(What is expected) Copy all lines below containing "name".

(Beginning of Source data)

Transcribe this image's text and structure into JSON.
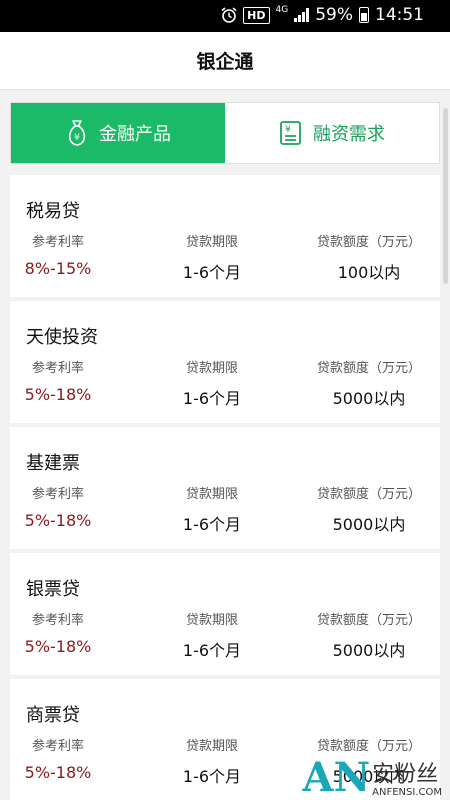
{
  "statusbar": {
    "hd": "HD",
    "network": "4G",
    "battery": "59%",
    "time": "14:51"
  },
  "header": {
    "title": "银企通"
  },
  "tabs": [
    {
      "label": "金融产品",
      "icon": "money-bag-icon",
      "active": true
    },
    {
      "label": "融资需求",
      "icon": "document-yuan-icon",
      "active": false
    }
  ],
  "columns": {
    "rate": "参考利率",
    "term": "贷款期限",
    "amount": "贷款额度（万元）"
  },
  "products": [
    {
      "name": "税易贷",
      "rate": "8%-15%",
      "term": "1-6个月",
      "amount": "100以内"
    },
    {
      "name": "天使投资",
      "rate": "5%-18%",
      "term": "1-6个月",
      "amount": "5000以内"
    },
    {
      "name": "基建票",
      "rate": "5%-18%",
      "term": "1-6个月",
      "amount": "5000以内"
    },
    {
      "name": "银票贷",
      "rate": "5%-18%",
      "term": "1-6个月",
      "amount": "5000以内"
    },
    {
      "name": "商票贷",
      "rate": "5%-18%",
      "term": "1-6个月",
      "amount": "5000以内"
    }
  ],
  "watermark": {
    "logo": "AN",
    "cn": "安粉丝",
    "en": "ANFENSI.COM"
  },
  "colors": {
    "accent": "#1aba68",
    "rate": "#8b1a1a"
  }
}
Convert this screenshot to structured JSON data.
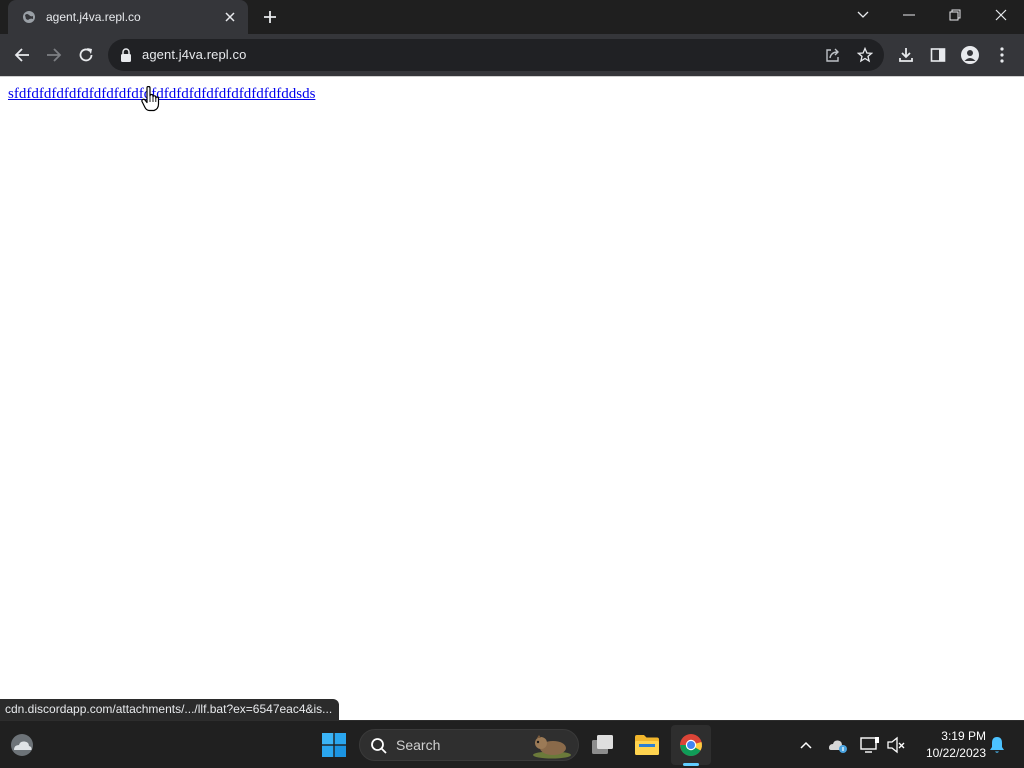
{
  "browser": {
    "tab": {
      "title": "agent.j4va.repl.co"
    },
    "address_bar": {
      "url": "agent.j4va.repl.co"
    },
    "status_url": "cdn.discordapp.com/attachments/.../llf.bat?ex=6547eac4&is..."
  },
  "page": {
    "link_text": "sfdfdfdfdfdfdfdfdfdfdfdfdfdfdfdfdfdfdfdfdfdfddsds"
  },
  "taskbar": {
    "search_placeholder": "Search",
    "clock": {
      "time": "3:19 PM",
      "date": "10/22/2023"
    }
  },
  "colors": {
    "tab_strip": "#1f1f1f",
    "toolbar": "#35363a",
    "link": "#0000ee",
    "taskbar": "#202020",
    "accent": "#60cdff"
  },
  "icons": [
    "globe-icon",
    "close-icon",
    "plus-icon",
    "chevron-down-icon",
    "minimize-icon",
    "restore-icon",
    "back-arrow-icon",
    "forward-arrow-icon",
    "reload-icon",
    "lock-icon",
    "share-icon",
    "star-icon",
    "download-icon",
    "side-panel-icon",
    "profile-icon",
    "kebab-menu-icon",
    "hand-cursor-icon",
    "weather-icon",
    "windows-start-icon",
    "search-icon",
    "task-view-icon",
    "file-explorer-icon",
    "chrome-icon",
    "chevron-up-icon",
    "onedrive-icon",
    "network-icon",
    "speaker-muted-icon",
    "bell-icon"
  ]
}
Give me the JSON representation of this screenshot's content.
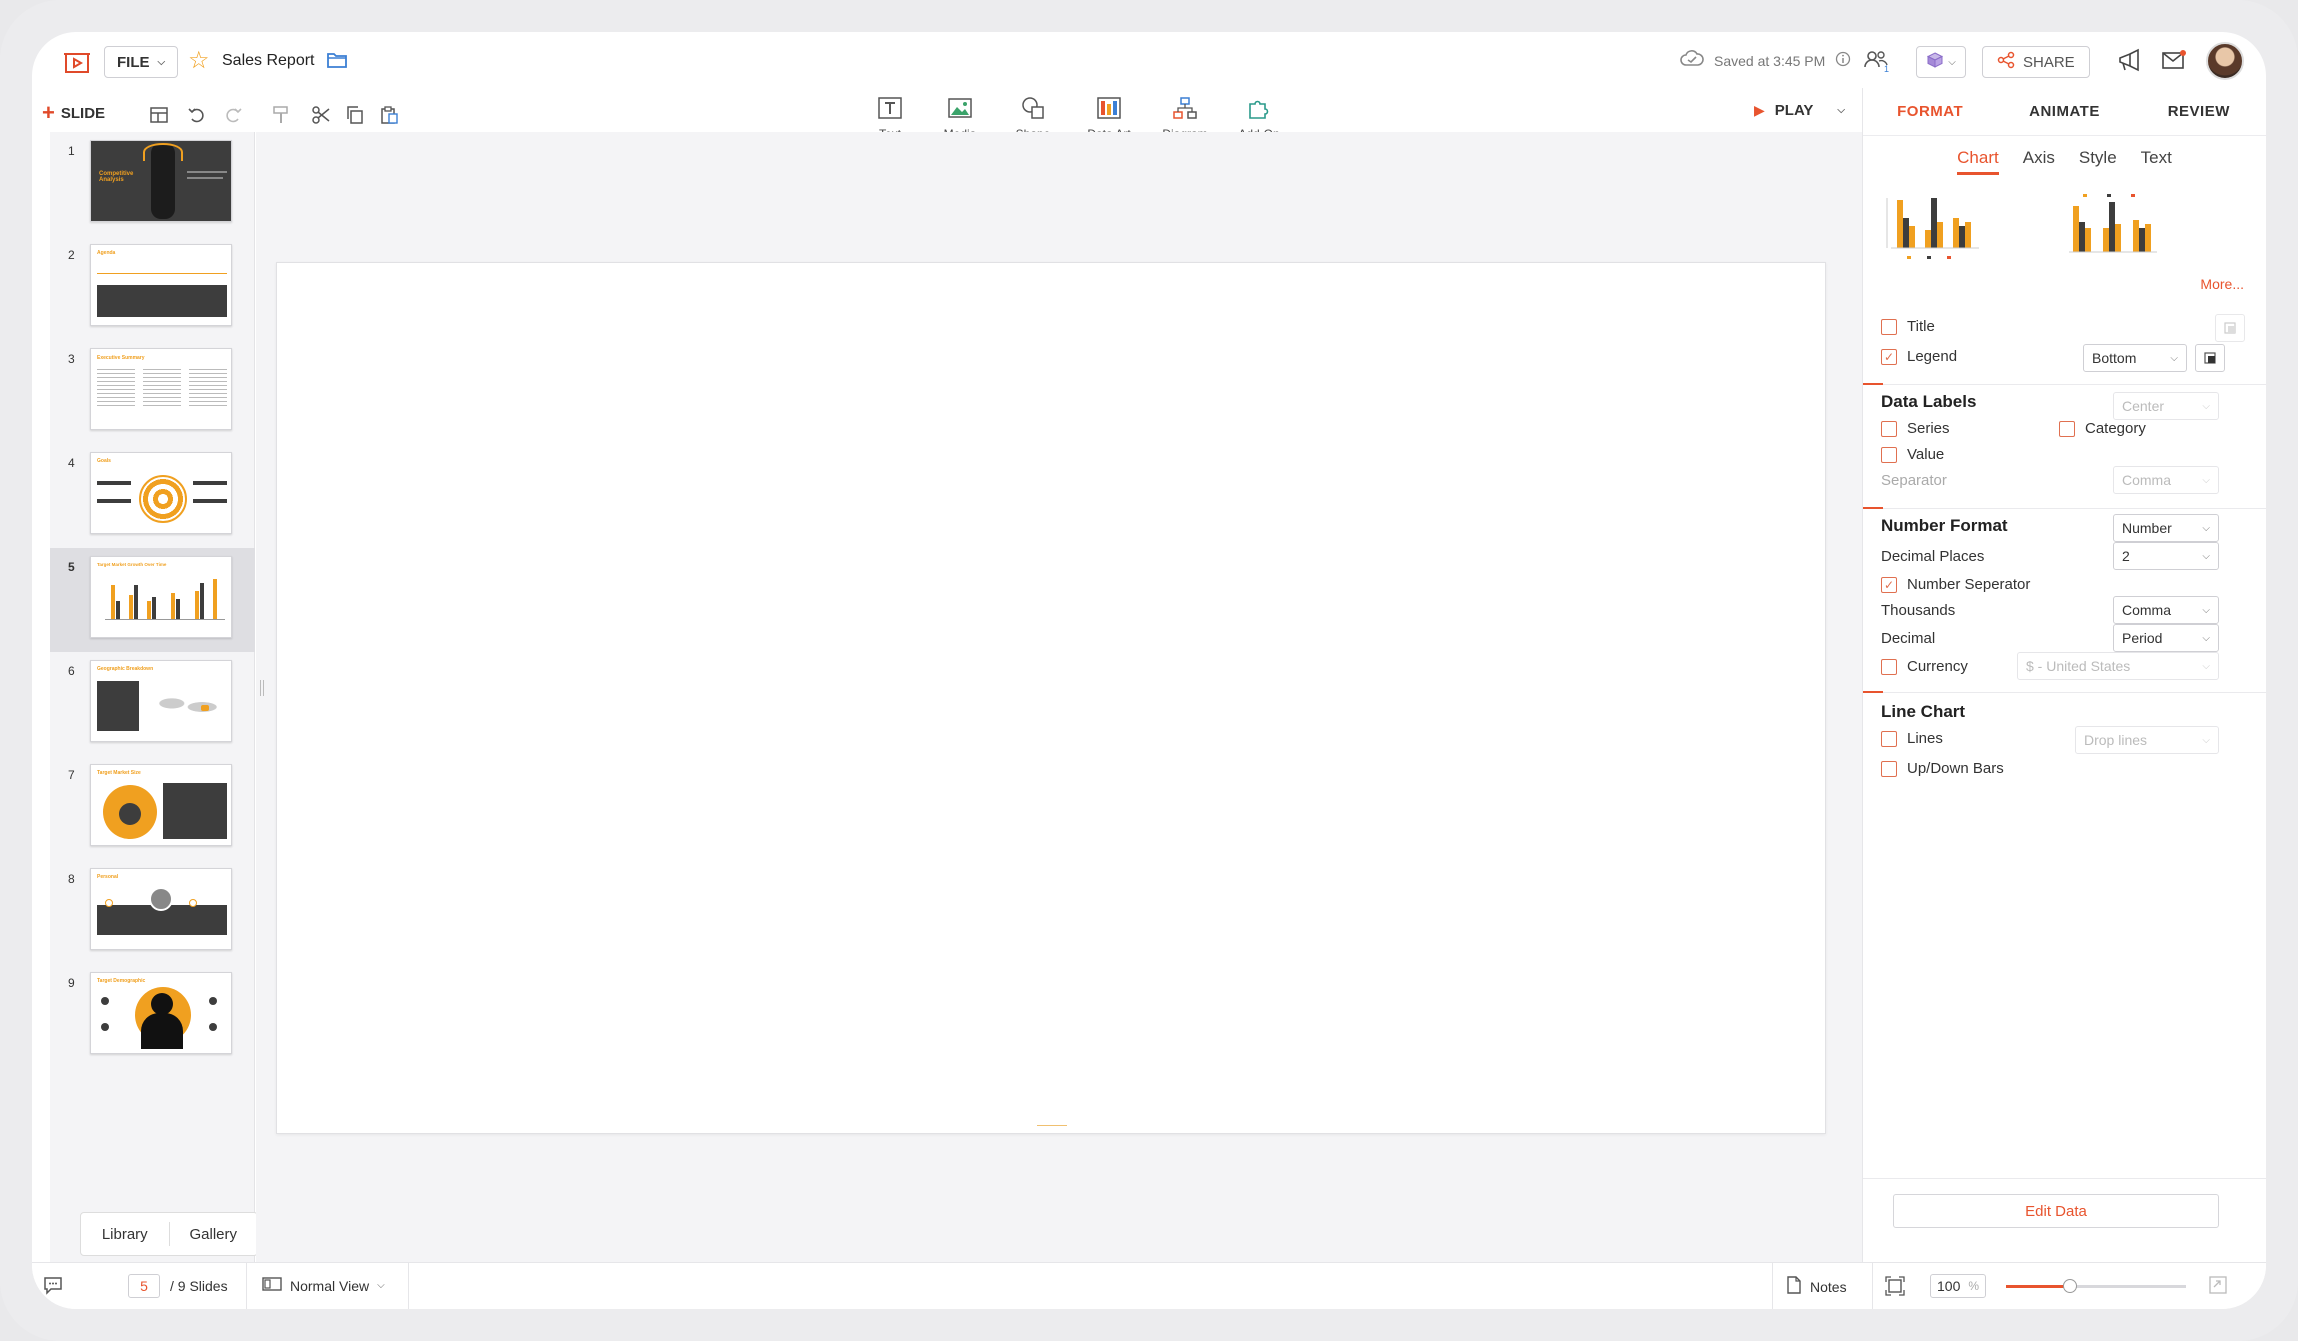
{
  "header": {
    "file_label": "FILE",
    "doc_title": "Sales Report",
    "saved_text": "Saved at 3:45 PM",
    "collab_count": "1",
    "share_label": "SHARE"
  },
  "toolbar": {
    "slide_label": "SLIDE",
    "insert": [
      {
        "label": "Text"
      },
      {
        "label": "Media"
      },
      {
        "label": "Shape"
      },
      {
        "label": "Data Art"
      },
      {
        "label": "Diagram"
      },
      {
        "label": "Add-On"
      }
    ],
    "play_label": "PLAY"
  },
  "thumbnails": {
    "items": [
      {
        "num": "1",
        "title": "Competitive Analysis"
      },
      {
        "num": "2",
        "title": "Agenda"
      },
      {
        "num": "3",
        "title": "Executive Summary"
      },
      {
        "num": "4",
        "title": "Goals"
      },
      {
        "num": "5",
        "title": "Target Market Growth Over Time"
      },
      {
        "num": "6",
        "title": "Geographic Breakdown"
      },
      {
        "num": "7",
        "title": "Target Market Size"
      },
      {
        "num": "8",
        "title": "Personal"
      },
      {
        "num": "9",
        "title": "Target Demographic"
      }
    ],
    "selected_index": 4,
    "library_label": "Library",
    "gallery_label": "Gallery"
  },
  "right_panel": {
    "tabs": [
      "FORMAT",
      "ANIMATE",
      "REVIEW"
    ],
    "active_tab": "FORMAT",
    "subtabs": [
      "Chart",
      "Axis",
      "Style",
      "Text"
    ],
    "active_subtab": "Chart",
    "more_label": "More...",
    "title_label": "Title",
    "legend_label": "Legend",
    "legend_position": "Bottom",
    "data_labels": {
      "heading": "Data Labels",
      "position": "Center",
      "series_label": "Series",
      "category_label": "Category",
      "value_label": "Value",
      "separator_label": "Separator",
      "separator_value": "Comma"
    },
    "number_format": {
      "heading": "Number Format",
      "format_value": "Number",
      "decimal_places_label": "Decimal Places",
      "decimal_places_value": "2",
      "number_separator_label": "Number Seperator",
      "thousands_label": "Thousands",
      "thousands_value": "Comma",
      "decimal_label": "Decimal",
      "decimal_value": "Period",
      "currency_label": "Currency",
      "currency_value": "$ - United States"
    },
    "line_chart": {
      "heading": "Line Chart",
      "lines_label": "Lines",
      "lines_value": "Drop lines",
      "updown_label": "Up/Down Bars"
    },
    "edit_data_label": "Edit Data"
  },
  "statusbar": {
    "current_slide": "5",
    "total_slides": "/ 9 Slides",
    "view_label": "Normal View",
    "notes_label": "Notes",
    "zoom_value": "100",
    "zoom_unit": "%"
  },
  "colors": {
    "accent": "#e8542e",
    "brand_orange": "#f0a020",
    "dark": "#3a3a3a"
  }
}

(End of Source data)

(Response to this task)
      "name": "税易贷",
      "name": "天使投资",
      "name": "基建票",
      "name": "银票贷",
      "name": "商票贷",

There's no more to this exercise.